Members of the Tulane University School of Social Work are engaged in disaster relief efforts after Hurricane Ida and during the COVID-19 Pandemic. Clinical Assistant Professor Dr. Ngawang Legshe checked on neighbors and seniors for safety and basic needs and is proud to be a part of New Orleans culture, which provides opportunities to connect and care for each other.

After Hurricane Ida, he volunteered to purchase and transport cleaning supplies and basic needs to St. James Parish and provided support to frontline workers in transporting generators through Louisiana Bucket Brigade. He is also a board member of  Clearwater Sanctuary Covington, which evacuated 42 various wildlife animals, sheltered in secure safe space 46, and admitted 211 emergency admissions from storm injuries or storm orphans blown from trees. "I feel grateful in connecting with folks, completing dedicating themselves with helping and rehabilitating animals in Louisiana gulf coast. I have also become dad again, fostering two baby squirrels," he says. 

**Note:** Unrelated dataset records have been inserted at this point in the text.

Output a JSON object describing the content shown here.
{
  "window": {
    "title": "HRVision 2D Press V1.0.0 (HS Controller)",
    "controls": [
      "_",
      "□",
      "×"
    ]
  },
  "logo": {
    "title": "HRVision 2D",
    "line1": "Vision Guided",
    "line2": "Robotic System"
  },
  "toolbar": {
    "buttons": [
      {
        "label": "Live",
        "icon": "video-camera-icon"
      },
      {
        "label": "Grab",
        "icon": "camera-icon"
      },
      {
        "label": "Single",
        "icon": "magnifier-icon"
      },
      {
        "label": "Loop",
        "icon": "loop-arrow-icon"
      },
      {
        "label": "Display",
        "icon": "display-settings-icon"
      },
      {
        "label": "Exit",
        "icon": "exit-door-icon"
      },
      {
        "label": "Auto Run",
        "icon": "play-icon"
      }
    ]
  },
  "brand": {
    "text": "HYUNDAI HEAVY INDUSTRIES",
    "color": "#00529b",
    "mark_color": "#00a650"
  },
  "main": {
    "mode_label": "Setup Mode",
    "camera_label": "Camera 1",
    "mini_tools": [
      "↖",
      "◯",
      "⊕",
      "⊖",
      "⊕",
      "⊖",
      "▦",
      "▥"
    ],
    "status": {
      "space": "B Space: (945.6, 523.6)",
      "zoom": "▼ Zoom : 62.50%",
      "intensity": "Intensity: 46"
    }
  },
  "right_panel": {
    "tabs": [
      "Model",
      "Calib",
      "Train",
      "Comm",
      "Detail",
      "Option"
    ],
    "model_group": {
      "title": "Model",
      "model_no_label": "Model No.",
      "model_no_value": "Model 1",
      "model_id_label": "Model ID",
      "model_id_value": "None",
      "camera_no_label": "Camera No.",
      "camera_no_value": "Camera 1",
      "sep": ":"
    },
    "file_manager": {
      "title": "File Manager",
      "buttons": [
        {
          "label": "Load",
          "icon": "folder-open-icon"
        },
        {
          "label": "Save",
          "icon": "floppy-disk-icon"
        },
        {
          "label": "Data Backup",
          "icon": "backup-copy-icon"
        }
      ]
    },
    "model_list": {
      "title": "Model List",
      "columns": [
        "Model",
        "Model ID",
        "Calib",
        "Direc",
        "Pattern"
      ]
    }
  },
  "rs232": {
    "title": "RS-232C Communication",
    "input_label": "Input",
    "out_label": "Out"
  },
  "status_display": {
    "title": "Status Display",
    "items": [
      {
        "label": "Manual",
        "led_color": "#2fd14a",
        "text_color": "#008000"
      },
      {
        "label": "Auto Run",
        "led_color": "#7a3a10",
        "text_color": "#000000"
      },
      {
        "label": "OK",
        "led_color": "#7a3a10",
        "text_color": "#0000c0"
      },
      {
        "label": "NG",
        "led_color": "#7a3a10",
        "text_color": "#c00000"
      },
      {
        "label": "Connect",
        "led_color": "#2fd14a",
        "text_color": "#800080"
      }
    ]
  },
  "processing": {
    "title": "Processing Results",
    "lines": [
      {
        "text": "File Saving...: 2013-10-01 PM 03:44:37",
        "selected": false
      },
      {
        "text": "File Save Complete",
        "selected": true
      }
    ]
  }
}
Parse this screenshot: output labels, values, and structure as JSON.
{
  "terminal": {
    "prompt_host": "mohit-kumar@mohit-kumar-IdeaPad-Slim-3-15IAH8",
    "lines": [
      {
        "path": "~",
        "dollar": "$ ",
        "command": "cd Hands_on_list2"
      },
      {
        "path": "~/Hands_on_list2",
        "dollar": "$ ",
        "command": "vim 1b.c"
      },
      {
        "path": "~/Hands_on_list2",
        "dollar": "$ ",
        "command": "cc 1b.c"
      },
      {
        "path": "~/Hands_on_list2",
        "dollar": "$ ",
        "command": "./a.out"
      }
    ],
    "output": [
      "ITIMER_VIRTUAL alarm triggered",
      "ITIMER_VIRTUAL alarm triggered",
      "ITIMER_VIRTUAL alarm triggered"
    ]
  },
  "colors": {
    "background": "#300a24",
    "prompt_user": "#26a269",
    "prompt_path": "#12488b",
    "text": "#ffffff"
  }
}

In his ongoing efforts to support others during the COVID-19 pandemic, he has had the honor to facilitate a technical translation workshop to translation department at Sera Mahayana Monastic University in south India as the COVID-19 pandemic has disrupted their academic curriculum and learning opportunities for younger generation Tibetans, including monks. Additionally, he facilitates weekly dharma discussion and meditation guidance to the Buddhist community in greater New Orleans through Samten Choling Center. "I find contemplative self-awareness and interdependence helpful in fostering and enhancing community connection and care," he says.